  • Life Insurance can be used to create or equalize a legacy for family members.
  • Life Insurance can be used to cover capital gains taxes upon your death.
  • Use of joint last to die insurance coverage is one of the most cost-effective ways to pay capital gains or estate taxes.
  • Life Insurance can be used to fund charitable giving by designating the charity as a beneficiary of a policy on your life.

Do you still have estate planning questions? For information or for estate planning advice, please call us at 587-405-3463 or send us an Email.

Find more information on this topic on the Government of Canada page entitled, Estate Planning Wills & Dealing with Death.

Two generations talking about estate planning.

How to Talk About Estate Planning

Is Estate Planning the Elephant in the Room for Canadian Families?

Recent studies show that most Canadians are uncomfortable with talking about estate planning, finances and wills with their parents, families, and even professionals:

  • 47% of Canadians have never brought up the subject of inheritance with the people they want to leave money to
  • 79% have not consulted a financial advisor about the tax implications of wealth left behind


What You Need to Know When Talking About Estate Planning

The importance of wills and estate planning cannot be understated and there are several essential reasons why Canadians need to get over their awkwardness talking about estate planning with their families and with a professional Estate Planner.

For instance, do you know how to:

  • Allocate different types of assets to different people, depending on their relation to you?
  • Use Tax Free Savings Accounts as a tax shelter?
  • Appropriately use Trusts to avoid awkwardness and distrust among siblings?
  • Use Charitable Giving to enjoy tax benefits?

Once a professional estate planner has helped you with your estate planning and you are comfortable with your finalized will, it is equally as important to discuss these matters with family members and anyone else included in your will.

Talking about estate planning openly gives you an opportunity to explain to your heirs the reasons for why your will is set up the way it is, which can help prevent family legal disputes after your passing.
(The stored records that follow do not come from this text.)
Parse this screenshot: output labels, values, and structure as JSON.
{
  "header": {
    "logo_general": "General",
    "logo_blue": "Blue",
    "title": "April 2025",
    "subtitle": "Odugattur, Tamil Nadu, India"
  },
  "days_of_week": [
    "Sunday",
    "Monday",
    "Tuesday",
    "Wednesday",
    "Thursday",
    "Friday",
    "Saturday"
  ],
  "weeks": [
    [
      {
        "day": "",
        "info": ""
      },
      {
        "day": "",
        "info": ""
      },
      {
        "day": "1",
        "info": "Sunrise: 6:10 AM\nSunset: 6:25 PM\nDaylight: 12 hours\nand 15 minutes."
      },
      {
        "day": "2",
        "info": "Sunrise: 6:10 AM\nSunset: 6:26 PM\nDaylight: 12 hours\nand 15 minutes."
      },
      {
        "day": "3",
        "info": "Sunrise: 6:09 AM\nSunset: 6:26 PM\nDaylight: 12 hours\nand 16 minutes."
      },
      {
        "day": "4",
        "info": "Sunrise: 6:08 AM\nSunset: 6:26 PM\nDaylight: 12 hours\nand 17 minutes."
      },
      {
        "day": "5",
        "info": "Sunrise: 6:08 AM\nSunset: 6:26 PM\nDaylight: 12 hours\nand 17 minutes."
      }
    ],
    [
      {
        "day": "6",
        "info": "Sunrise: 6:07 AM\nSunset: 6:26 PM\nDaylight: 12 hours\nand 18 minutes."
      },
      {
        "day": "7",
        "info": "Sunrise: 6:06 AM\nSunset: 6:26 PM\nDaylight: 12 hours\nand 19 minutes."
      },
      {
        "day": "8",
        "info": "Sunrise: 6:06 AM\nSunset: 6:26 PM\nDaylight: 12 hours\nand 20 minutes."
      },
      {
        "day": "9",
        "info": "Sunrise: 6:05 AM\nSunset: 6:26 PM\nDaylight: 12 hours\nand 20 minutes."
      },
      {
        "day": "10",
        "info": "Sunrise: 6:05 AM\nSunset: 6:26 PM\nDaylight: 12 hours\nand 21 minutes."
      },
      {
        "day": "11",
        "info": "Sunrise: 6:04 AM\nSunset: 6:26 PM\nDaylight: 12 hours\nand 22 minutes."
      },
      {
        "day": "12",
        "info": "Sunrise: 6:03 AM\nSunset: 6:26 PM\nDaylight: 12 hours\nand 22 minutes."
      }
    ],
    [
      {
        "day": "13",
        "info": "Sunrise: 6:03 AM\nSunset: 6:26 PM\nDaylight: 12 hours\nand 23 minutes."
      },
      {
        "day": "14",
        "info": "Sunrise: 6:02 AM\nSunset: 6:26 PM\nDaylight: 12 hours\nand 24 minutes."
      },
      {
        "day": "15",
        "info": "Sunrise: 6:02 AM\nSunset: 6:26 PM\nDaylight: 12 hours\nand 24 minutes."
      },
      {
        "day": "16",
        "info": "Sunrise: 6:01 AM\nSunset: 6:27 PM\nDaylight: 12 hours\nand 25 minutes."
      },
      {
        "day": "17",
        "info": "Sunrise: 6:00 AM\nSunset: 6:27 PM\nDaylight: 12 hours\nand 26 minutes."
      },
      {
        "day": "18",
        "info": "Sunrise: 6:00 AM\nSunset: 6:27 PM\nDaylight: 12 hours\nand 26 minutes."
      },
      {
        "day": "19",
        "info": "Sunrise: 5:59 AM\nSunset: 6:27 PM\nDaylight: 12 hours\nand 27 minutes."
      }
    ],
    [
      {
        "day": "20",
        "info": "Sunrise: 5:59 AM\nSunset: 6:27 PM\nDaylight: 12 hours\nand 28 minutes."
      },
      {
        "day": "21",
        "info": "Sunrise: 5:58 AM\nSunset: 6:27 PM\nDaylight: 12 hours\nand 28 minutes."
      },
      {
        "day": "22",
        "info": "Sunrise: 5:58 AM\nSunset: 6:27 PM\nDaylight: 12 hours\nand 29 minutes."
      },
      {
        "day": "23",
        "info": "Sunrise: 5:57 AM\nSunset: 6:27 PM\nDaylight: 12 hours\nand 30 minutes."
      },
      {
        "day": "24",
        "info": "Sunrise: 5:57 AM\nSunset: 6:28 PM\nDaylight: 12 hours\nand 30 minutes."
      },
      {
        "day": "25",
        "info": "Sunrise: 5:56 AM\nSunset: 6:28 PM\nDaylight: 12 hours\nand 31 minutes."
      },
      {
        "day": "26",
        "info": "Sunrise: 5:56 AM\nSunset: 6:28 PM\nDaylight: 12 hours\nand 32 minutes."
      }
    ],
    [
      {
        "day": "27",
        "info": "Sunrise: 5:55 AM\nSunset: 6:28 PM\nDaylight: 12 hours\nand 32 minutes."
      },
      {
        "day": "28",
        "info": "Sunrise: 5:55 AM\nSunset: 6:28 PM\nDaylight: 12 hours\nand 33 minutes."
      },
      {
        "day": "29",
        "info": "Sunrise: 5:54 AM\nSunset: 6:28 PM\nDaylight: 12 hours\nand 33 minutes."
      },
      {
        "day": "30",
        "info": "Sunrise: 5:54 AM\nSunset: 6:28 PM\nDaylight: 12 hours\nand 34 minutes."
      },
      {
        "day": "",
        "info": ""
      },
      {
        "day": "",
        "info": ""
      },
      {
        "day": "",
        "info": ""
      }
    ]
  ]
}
You can also help your heirs understand the value of your inheritance in hopes they will be fiscally responsible with the inheritance they receive.

Estate Planning Tips

Here are a few simple tips on how talking about estate planning with your loved ones and heirs can help:

  • Talk often about smaller, less important matters so that everyone will become more comfortable with the topic.
  • Choose the right setting for your personal family dynamics, whether it is an impromptu casual setting or a formal discussion facilitated by your estate planner.
  • Communicate the contents of your will and estate plan in a group setting, with everyone present, stating your reasoning behind the way you have set up your will.
  • Use your own judgement in discerning how much information you should disclose to your heirs, depending on their maturity level and stage of life.
  • If you have a spouse, make sure you are on the same page, and you are both involved in the conversation.
  • Anticipate questions you think your children or heirs may have, and be prepared with well thought out answers.
  • Dream big and discuss your intended legacy with your heirs. While you can’t dictate what your children or heirs will do with the inheritance you have left them after you pass, you can work to instill common goals when it comes to spending, saving, and giving, in order to pass on a legacy through generations to come.
  • Be sure to ask the heir(s) how they feel and to air any concerns they may have. Give them a chance to be heard, even if you do not intend to change your will.
  • Make it clear that your will may be an ongoing discussion because a lot can change, especially if you are still young and healthy.

Still Have Questions About Wills and Estate Planning?

If you still feel you have unanswered questions about will preparation and estate planning and you need assistance please call our Edmonton office at 1-780-437-5070 to speak with one of our Executive Benefit Strategies advisors or use our online contact form to request a free Consultation.